MRI-based screening detected cancers at an earlier stage than mammography in women with a familial risk of breast cancer, according to a recent study published in Lancet Oncology. However, the study warns about over-diagnosis resulting in false-positive in women with high breast density.
A cohort of 1,355 women with a familial predisposition to breast cancer were involved in the study. Of these, 675 were randomized to receive annual MRI and clinical breast examination plus biennial mammography (MRI group) and 680 were allocated to receive annual mammography and clinical breast examination (mammography group).
More breast cancers were detected in the MRI group (40) than in the mammography group (15), reported Madeleine M.A. Tilanus-Linthorst, MD, of Erasmus University Medical Center, in Rotterdam, the Netherlands, and colleagues in the article.
According to the Dutch FaMRIsc trial, the 24 invasive cancers in the MRI-detected group were smaller than the eight found in the mammography group.

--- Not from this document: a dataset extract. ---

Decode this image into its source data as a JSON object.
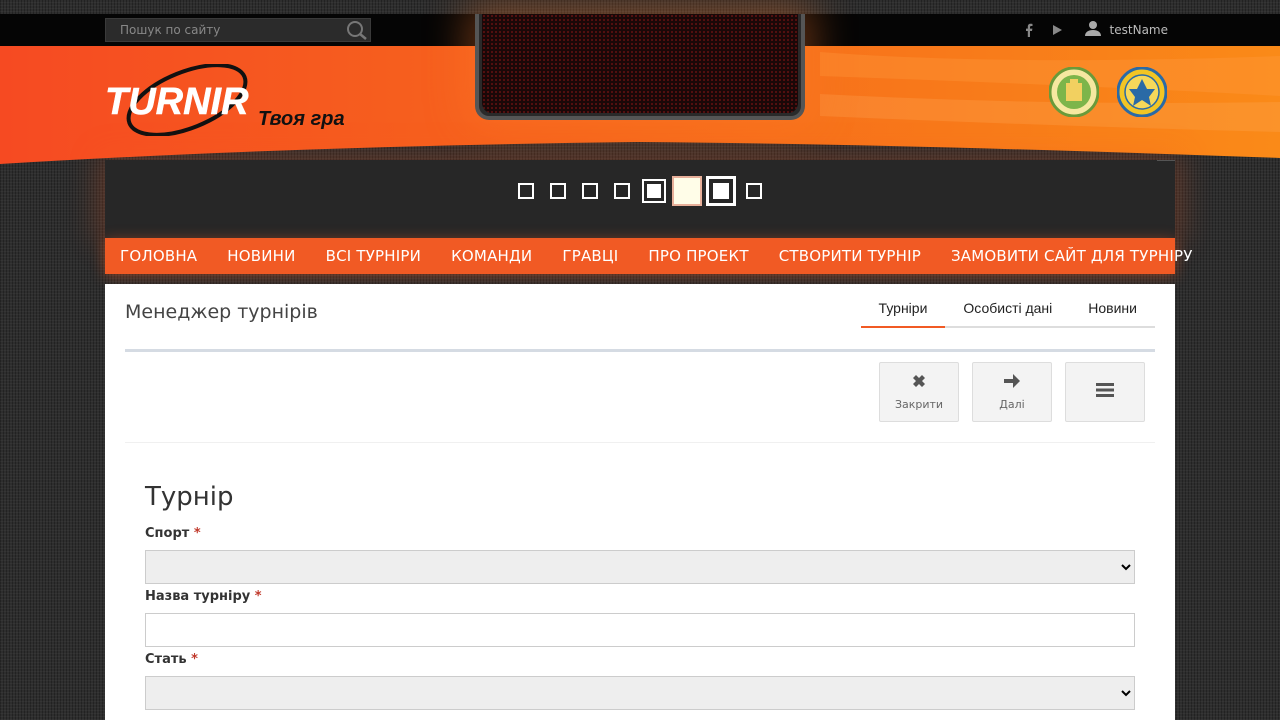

They were also less frequently node-positive: four (17%) of 24 compared with five (63%) of eight.
Additionally, tumour stages in the MRI group were significantly earlier with 12 (48%) of 25 tumours identified as T1a and T1b compared with one (7%) of 15 in the mammography group. One (4%) of 25 in the MRI group and two (13%) of 15 in the mammography group were stage T2 or higher.
“We conclude that in real-life practice, MRI screening can result in an important and favourable shift in tumour stage at the time of breast cancer detection compared with mammography screening, reducing the incidence of late-stage cancers and thus reducing the need for adjuvant chemotherapy and the risk of mortality,” the researchers revealed in the article.